|a long ago save-the-date image by Cherie Lim|
This post was meant to go up on my wedding anniversary a week ago, but different things came up and it was left hanging in drafts. Several married readers had a good laugh reading this post and asked me to write my take on marriage - here it is!
So here we go, two years of marriage down and hopefully fifty more to go!
I really really like this photo of us. Not only does it reflect our personalities, it also tells you about the dynamics we share. If opposites attract, then 'complements' get married!
J.G. is much taller than I am, but since I LOVE TO TALK to him, I find my neck in this strained position most of the time when we're walking together.
1. Walking hand-in-hand
Holding hands with your spouse can never be overrated. More often than not, we take this privilege for granted. Ask any married couple, 'do you hold hands?' They'd probably say yes without any hesitation. But try this question instead - 'when was the last time you held hands?'
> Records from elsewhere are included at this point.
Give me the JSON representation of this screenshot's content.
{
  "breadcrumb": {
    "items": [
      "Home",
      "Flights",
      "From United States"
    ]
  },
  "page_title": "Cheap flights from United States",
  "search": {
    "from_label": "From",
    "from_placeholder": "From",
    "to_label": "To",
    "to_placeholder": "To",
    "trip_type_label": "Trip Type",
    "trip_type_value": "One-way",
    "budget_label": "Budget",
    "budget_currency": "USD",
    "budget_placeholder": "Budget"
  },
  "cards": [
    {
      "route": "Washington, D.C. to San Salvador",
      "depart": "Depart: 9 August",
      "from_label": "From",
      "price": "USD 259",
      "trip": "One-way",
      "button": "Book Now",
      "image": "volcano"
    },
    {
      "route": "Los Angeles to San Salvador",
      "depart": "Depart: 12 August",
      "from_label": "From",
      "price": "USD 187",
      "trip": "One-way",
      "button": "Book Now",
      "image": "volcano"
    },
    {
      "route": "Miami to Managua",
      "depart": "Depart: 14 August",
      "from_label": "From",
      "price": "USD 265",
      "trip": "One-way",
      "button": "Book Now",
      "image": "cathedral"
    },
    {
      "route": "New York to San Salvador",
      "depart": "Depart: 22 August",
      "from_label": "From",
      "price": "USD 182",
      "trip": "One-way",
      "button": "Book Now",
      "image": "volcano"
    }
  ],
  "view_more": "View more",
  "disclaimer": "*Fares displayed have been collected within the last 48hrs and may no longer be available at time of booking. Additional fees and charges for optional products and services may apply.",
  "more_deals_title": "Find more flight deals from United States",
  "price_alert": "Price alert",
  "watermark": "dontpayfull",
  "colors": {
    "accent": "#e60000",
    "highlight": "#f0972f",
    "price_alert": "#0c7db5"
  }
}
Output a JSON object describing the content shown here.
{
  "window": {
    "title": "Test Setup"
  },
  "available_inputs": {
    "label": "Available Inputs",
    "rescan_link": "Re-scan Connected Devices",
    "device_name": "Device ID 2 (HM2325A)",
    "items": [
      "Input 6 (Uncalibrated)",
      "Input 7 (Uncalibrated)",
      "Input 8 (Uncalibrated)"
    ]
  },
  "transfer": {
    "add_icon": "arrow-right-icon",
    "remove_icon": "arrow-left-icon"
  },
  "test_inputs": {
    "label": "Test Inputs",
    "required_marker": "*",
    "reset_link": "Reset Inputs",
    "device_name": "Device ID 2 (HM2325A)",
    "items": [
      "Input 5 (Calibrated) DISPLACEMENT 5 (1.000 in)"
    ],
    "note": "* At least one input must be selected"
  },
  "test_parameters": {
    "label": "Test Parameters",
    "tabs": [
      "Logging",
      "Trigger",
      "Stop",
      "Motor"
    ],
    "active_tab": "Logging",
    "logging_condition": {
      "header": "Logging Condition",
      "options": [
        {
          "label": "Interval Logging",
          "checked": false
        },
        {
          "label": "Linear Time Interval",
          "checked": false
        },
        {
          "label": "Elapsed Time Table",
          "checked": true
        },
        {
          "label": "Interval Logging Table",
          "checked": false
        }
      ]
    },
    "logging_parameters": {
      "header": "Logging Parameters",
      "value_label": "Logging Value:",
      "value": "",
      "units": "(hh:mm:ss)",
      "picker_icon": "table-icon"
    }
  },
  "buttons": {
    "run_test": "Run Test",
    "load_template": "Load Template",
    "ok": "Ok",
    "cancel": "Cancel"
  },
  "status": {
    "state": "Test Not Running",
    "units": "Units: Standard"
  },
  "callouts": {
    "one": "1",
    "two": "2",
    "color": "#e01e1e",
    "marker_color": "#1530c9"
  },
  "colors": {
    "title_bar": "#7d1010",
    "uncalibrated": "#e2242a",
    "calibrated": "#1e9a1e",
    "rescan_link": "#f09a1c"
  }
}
Being able to walk hand-in-hand is a privilege. I say so because in a couple of years, between the two us, we might be struggling with a toddler, an infant, stroller and diaper bag all at once. At which point we will not have the luxury of holding hands.
2. Comfortably silent
Recently a young single fellow asked me, 'how do I know she's the one I ought to marry?'
I asked him if it was comfortable sitting in silence with her.
Being able to sit silent together shows a high level of trust and comfort with your other half, and that's really important in a marriage.
Silence is also a very J.G. way of lending strength, being the stoic person he is. When grandpa died, I was devastated. All J.G. did was sit quietly next to me and that lent me a lot of strength. In more recent times, I was torn by news of a good friend getting a divorce. Rather than joining me in my ranting, he sat quietly next to me, pressing my hand securely in his, giving me more comfort than any words could.
It might be surprising, but there are days I really don't feel like talking at all. Thankfully, I married someone who's totally alright with that. No awkward turtles ever.
3. Laugh yourself silly
The photo might be too small for you to tell, but I'm actually really grinning in that photo. I was very embarrassed when I saw him the morning of the shoot, because I realised *to my horror* that we were wearing matching / complimentary colours. Yes, I find couple clothing very disturbing. So the whole time posing and shooting, I was giggling from the shame of it all.
Being married doesn't mean you become mature adults and lose your laughs overnight. Living and dating the same person again and again, every single day 'till death do us part' better involve laughing together or it'll be impossible to get through.
We laugh together about everything and anything. The little boy who wailed because he was afraid of water. The silly expression of a mutual friend in a photograph. We laugh when we accidentally say same the same thing. It's not easy to make me laugh because I laugh at everything, but he makes an effort to make sure I laugh heartily every single day and for that, I'm grateful.
4. Forgive before bed
It's a marriage cliche, but I'm not sure how many adhere to it.
When quarrels get fiery right before bed, you feel tempted to throw this mantra to outer space. But it's between your pride and your marriage. Which would you rather keep? I'd like to keep my marriage thank you very much.
5. Marry your complement
While the term opposites attract may be true, being married is a whole other ball game. Being married to someone opposite of you can be a road to conflict, there's so much more to overcome if you're facing each other on a daily basis. It may be attraction at the start, but be careful when the attraction turns to friction.
Instead, marry someone who complements you. Having led a group a young people together for five to siz years and working on various camp committees together, J.G. and I have learnt that we are complements long before we were attracted to one another.
He knew I needed to talk conflicts through immediately, I trusted him to look for practical ways to solve problems. He came to me if he needed something communicated to a large audience, I'd call him up if I were stuck on an issue for too long and needed a bigger view of the situation.
This affects our marriage directly. When I get all emotional, I know that home is the direction to run towards. It's where I'll meet the calm, collected listener. When he's had a stressful day at work, home is where he knows he can unwind and just be quiet. I'll definitely be there to cheer him up with my silly antics or simply read quietly next to him.
Many tell us, we're still in honeymoon stage and that's why marriage is still so rosy.
What they don't see, is the effort we make everyday to place the other first, to hold our tongues when we're angry, to hug before bed even if we just argued and the list goes on.
They may be right, or they may be wrong. In any case, we're happy together right now and we would like to stay happy in the years to come.
What is important to you in a marriage? Or in your search for a marriage partner?